▶ Exercise requirements
Return the data that follows exactly as it appears. Pictures do not belong in the copy.

▶ Supplied information
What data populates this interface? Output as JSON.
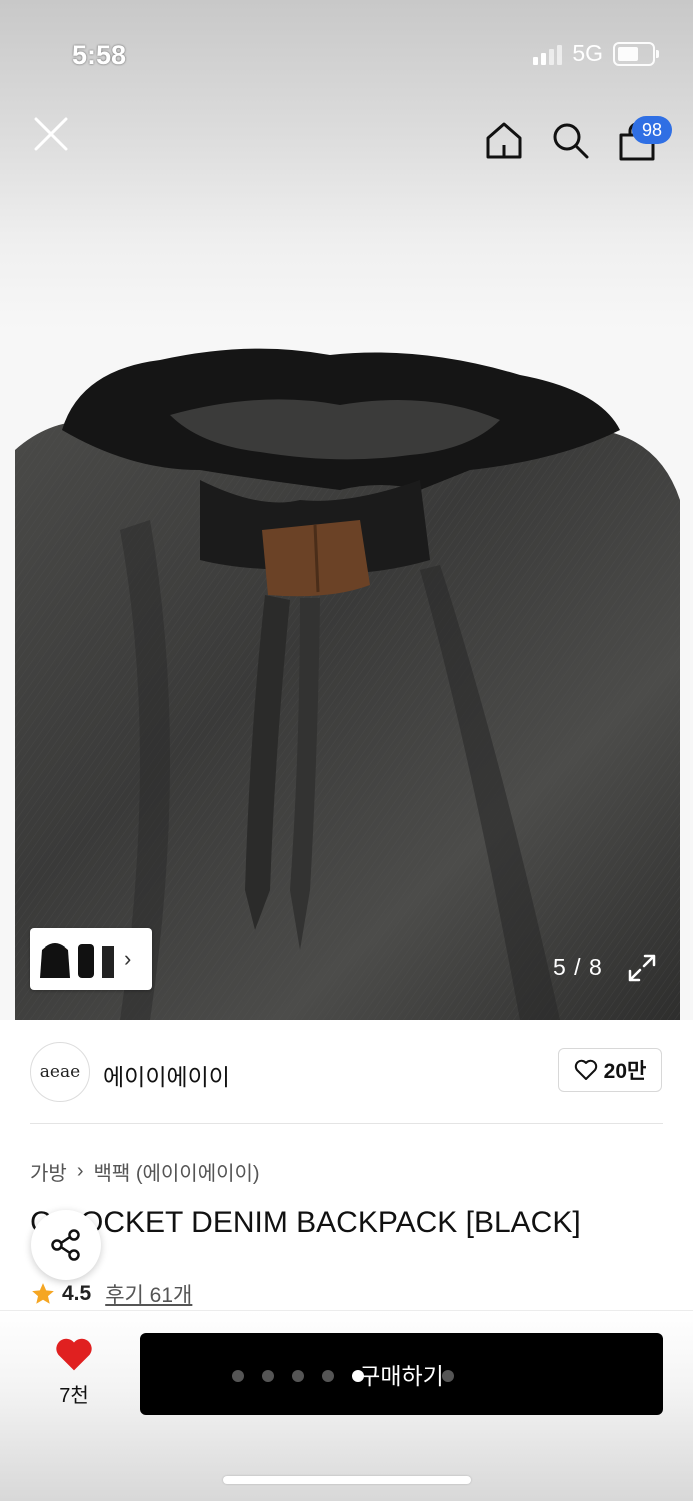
{
  "status_bar": {
    "time": "5:58",
    "network": "5G"
  },
  "header": {
    "cart_badge": "98",
    "icons": [
      "close-icon",
      "home-icon",
      "search-icon",
      "shopping-bag-icon"
    ]
  },
  "gallery": {
    "counter": "5 / 8",
    "thumb_arrow": "›"
  },
  "brand": {
    "logo_text": "aeae",
    "name": "에이이에이이",
    "likes": "20만"
  },
  "breadcrumb": {
    "category": "가방",
    "separator": "›",
    "subcategory": "백팩 (에이이에이이)"
  },
  "product": {
    "title": "C   POCKET DENIM BACKPACK [BLACK]"
  },
  "rating": {
    "score": "4.5",
    "reviews": "후기 61개"
  },
  "bottom": {
    "wish_count": "7천",
    "buy_label": "구매하기"
  },
  "colors": {
    "accent_blue": "#2f6fe4",
    "heart_red": "#e02020",
    "star": "#f5a623",
    "buy_button": "#000000"
  }
}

▶ Solution for this problem
What data populates this interface? Output as JSON.
{
  "status_bar": {
    "time": "5:58",
    "network": "5G"
  },
  "header": {
    "cart_badge": "98",
    "icons": [
      "close-icon",
      "home-icon",
      "search-icon",
      "shopping-bag-icon"
    ]
  },
  "gallery": {
    "counter": "5 / 8",
    "thumb_arrow": "›"
  },
  "brand": {
    "logo_text": "aeae",
    "name": "에이이에이이",
    "likes": "20만"
  },
  "breadcrumb": {
    "category": "가방",
    "separator": "›",
    "subcategory": "백팩 (에이이에이이)"
  },
  "product": {
    "title": "C   POCKET DENIM BACKPACK [BLACK]"
  },
  "rating": {
    "score": "4.5",
    "reviews": "후기 61개"
  },
  "bottom": {
    "wish_count": "7천",
    "buy_label": "구매하기"
  },
  "colors": {
    "accent_blue": "#2f6fe4",
    "heart_red": "#e02020",
    "star": "#f5a623",
    "buy_button": "#000000"
  }
}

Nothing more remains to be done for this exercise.